● Goal of the exercise: Collect from the data below each line with "level".

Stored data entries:
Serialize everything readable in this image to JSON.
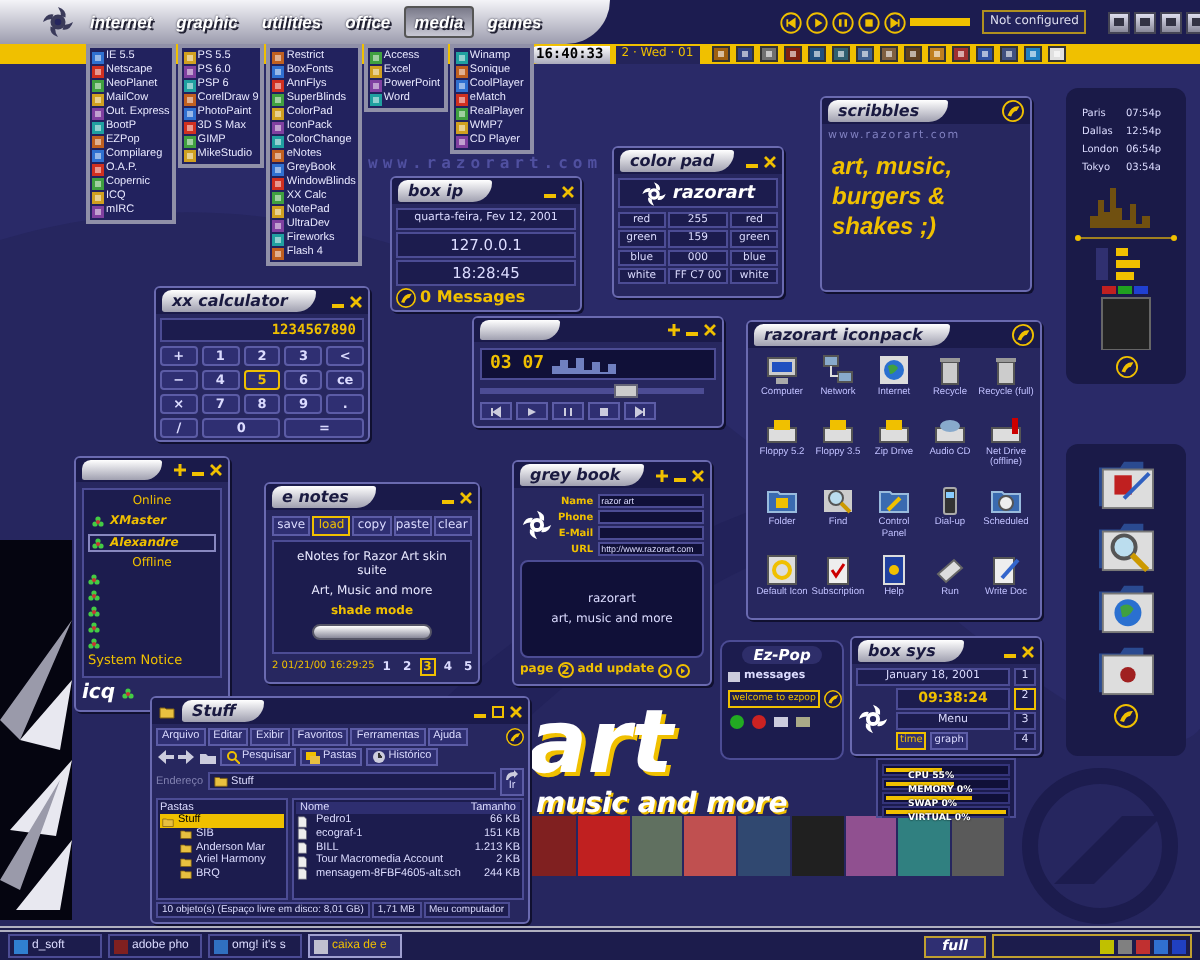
{
  "menubar": {
    "items": [
      {
        "label": "internet",
        "selected": false
      },
      {
        "label": "graphic",
        "selected": false
      },
      {
        "label": "utilities",
        "selected": false
      },
      {
        "label": "office",
        "selected": false
      },
      {
        "label": "media",
        "selected": true
      },
      {
        "label": "games",
        "selected": false
      }
    ],
    "player_status": "Not configured"
  },
  "clock": {
    "time": "16:40:33",
    "date": "2 · Wed · 01"
  },
  "launch_menu": {
    "columns": [
      [
        "IE 5.5",
        "Netscape",
        "NeoPlanet",
        "MailCow",
        "Out. Express",
        "BootP",
        "EZPop",
        "Compilareg",
        "O.A.P.",
        "Copernic",
        "ICQ",
        "mIRC"
      ],
      [
        "PS 5.5",
        "PS 6.0",
        "PSP 6",
        "CorelDraw 9",
        "PhotoPaint",
        "3D S Max",
        "GIMP",
        "MikeStudio"
      ],
      [
        "Restrict",
        "BoxFonts",
        "AnnFlys",
        "SuperBlinds",
        "ColorPad",
        "IconPack",
        "ColorChange",
        "eNotes",
        "GreyBook",
        "WindowBlinds",
        "XX Calc",
        "NotePad",
        "UltraDev",
        "Fireworks",
        "Flash 4"
      ],
      [
        "Access",
        "Excel",
        "PowerPoint",
        "Word"
      ],
      [
        "Winamp",
        "Sonique",
        "CoolPlayer",
        "eMatch",
        "RealPlayer",
        "WMP7",
        "CD Player"
      ]
    ]
  },
  "wallpaper": {
    "url": "www.razorart.com",
    "logo": "art",
    "tagline": "music and more"
  },
  "box_ip": {
    "title": "box ip",
    "date": "quarta-feira, Fev 12, 2001",
    "ip": "127.0.0.1",
    "time": "18:28:45",
    "messages": "0 Messages"
  },
  "color_pad": {
    "title": "color pad",
    "logo": "razorart",
    "rows": [
      {
        "left": "red",
        "value": "255",
        "right": "red"
      },
      {
        "left": "green",
        "value": "159",
        "right": "green"
      },
      {
        "left": "blue",
        "value": "000",
        "right": "blue"
      },
      {
        "left": "white",
        "value": "FF C7 00",
        "right": "white"
      }
    ]
  },
  "scribbles": {
    "title": "scribbles",
    "url": "www.razorart.com",
    "text": "art, music, burgers & shakes ;)"
  },
  "world_clock": [
    {
      "city": "Paris",
      "time": "07:54p"
    },
    {
      "city": "Dallas",
      "time": "12:54p"
    },
    {
      "city": "London",
      "time": "06:54p"
    },
    {
      "city": "Tokyo",
      "time": "03:54a"
    }
  ],
  "calculator": {
    "title": "xx calculator",
    "display": "1234567890",
    "keys": [
      {
        "label": "+",
        "kind": "key",
        "selected": false
      },
      {
        "label": "1",
        "kind": "key",
        "selected": false
      },
      {
        "label": "2",
        "kind": "key",
        "selected": false
      },
      {
        "label": "3",
        "kind": "key",
        "selected": false
      },
      {
        "label": "<",
        "kind": "key",
        "selected": false
      },
      {
        "label": "−",
        "kind": "key",
        "selected": false
      },
      {
        "label": "4",
        "kind": "key",
        "selected": false
      },
      {
        "label": "5",
        "kind": "key",
        "selected": true
      },
      {
        "label": "6",
        "kind": "key",
        "selected": false
      },
      {
        "label": "ce",
        "kind": "key",
        "selected": false
      },
      {
        "label": "×",
        "kind": "key",
        "selected": false
      },
      {
        "label": "7",
        "kind": "key",
        "selected": false
      },
      {
        "label": "8",
        "kind": "key",
        "selected": false
      },
      {
        "label": "9",
        "kind": "key",
        "selected": false
      },
      {
        "label": ".",
        "kind": "key",
        "selected": false
      },
      {
        "label": "/",
        "kind": "key",
        "selected": false
      },
      {
        "label": "0",
        "kind": "wide",
        "selected": false
      },
      {
        "label": "=",
        "kind": "wide",
        "selected": false
      }
    ]
  },
  "player": {
    "time": "03 07",
    "level": 0.65
  },
  "icon_pack": {
    "title": "razorart iconpack",
    "icons": [
      {
        "label": "Computer",
        "kind": "computer"
      },
      {
        "label": "Network",
        "kind": "network"
      },
      {
        "label": "Internet",
        "kind": "internet"
      },
      {
        "label": "Recycle",
        "kind": "recycle"
      },
      {
        "label": "Recycle (full)",
        "kind": "recycle"
      },
      {
        "label": "Floppy 5.2",
        "kind": "floppy"
      },
      {
        "label": "Floppy 3.5",
        "kind": "floppy"
      },
      {
        "label": "Zip Drive",
        "kind": "floppy"
      },
      {
        "label": "Audio CD",
        "kind": "cd"
      },
      {
        "label": "Net Drive (offline)",
        "kind": "netdrive"
      },
      {
        "label": "Folder",
        "kind": "folder"
      },
      {
        "label": "Find",
        "kind": "find"
      },
      {
        "label": "Control Panel",
        "kind": "control"
      },
      {
        "label": "Dial-up",
        "kind": "dialup"
      },
      {
        "label": "Scheduled",
        "kind": "scheduled"
      },
      {
        "label": "Default Icon",
        "kind": "default"
      },
      {
        "label": "Subscription",
        "kind": "subscription"
      },
      {
        "label": "Help",
        "kind": "help"
      },
      {
        "label": "Run",
        "kind": "run"
      },
      {
        "label": "Write Doc",
        "kind": "write"
      }
    ]
  },
  "icq": {
    "items": [
      {
        "kind": "header",
        "label": "Online"
      },
      {
        "kind": "contact",
        "label": "XMaster",
        "selected": false
      },
      {
        "kind": "contact",
        "label": "Alexandre",
        "selected": true
      },
      {
        "kind": "header",
        "label": "Offline"
      },
      {
        "kind": "notice",
        "label": "System Notice"
      }
    ],
    "brand": "icq"
  },
  "enotes": {
    "title": "e notes",
    "buttons": [
      {
        "label": "save",
        "selected": false
      },
      {
        "label": "load",
        "selected": true
      },
      {
        "label": "copy",
        "selected": false
      },
      {
        "label": "paste",
        "selected": false
      },
      {
        "label": "clear",
        "selected": false
      }
    ],
    "note": [
      "eNotes for Razor Art skin suite",
      "Art, Music and more"
    ],
    "shade_label": "shade mode",
    "stamp": "2 01/21/00 16:29:25",
    "pages": [
      {
        "label": "1",
        "selected": false
      },
      {
        "label": "2",
        "selected": false
      },
      {
        "label": "3",
        "selected": true
      },
      {
        "label": "4",
        "selected": false
      },
      {
        "label": "5",
        "selected": false
      }
    ]
  },
  "grey_book": {
    "title": "grey book",
    "fields": [
      {
        "label": "Name",
        "value": "razor art"
      },
      {
        "label": "Phone"
      },
      {
        "label": "E-Mail"
      },
      {
        "label": "URL",
        "value": "http://www.razorart.com"
      }
    ],
    "notes": [
      "razorart",
      "art, music and more"
    ],
    "page_label": "page",
    "page": "2",
    "actions": [
      "add",
      "update"
    ]
  },
  "ez_pop": {
    "title": "Ez-Pop",
    "messages": "messages",
    "status": "welcome to ezpop"
  },
  "box_sys": {
    "title": "box sys",
    "date": "January 18, 2001",
    "time": "09:38:24",
    "menu": "Menu",
    "tabs": [
      {
        "label": "time",
        "selected": true
      },
      {
        "label": "graph",
        "selected": false
      }
    ],
    "numbers": [
      {
        "label": "1",
        "selected": false
      },
      {
        "label": "2",
        "selected": true
      },
      {
        "label": "3",
        "selected": false
      },
      {
        "label": "4",
        "selected": false
      }
    ]
  },
  "system_meters": [
    {
      "label": "CPU 55%",
      "level": 0.45
    },
    {
      "label": "MEMORY 0%",
      "level": 0.55
    },
    {
      "label": "SWAP 0%",
      "level": 0.7
    },
    {
      "label": "VIRTUAL 0%",
      "level": 1
    }
  ],
  "explorer": {
    "title": "Stuff",
    "menu": [
      "Arquivo",
      "Editar",
      "Exibir",
      "Favoritos",
      "Ferramentas",
      "Ajuda"
    ],
    "toolbar": [
      "Pesquisar",
      "Pastas",
      "Histórico"
    ],
    "address_label": "Endereço",
    "address": "Stuff",
    "go": "Ir",
    "tree_label": "Pastas",
    "tree": [
      {
        "label": "Stuff",
        "selected": true,
        "children": [
          {
            "label": "SIB",
            "selected": false
          },
          {
            "label": "Anderson Mar",
            "selected": false
          },
          {
            "label": "Ariel Harmony",
            "selected": false
          },
          {
            "label": "BRQ",
            "selected": false
          }
        ]
      }
    ],
    "columns": [
      "Nome",
      "Tamanho"
    ],
    "files": [
      {
        "name": "Pedro1",
        "size": "66 KB"
      },
      {
        "name": "ecograf-1",
        "size": "151 KB"
      },
      {
        "name": "BILL",
        "size": "1.213 KB"
      },
      {
        "name": "Tour Macromedia Account",
        "size": "2 KB"
      },
      {
        "name": "mensagem-8FBF4605-alt.sch",
        "size": "244 KB"
      }
    ],
    "status": [
      "10 objeto(s) (Espaço livre em disco: 8,01 GB)",
      "1,71 MB",
      "Meu computador"
    ]
  },
  "taskbar": {
    "tasks": [
      {
        "label": "d_soft",
        "selected": false
      },
      {
        "label": "adobe pho",
        "selected": false
      },
      {
        "label": "omg! it's s",
        "selected": false
      },
      {
        "label": "caixa de e",
        "selected": true
      }
    ],
    "button": "full"
  }
}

● Written answer:
    "level": 0.65
      "level": 0.45
      "level": 0.55
      "level": 0.7
      "level": 1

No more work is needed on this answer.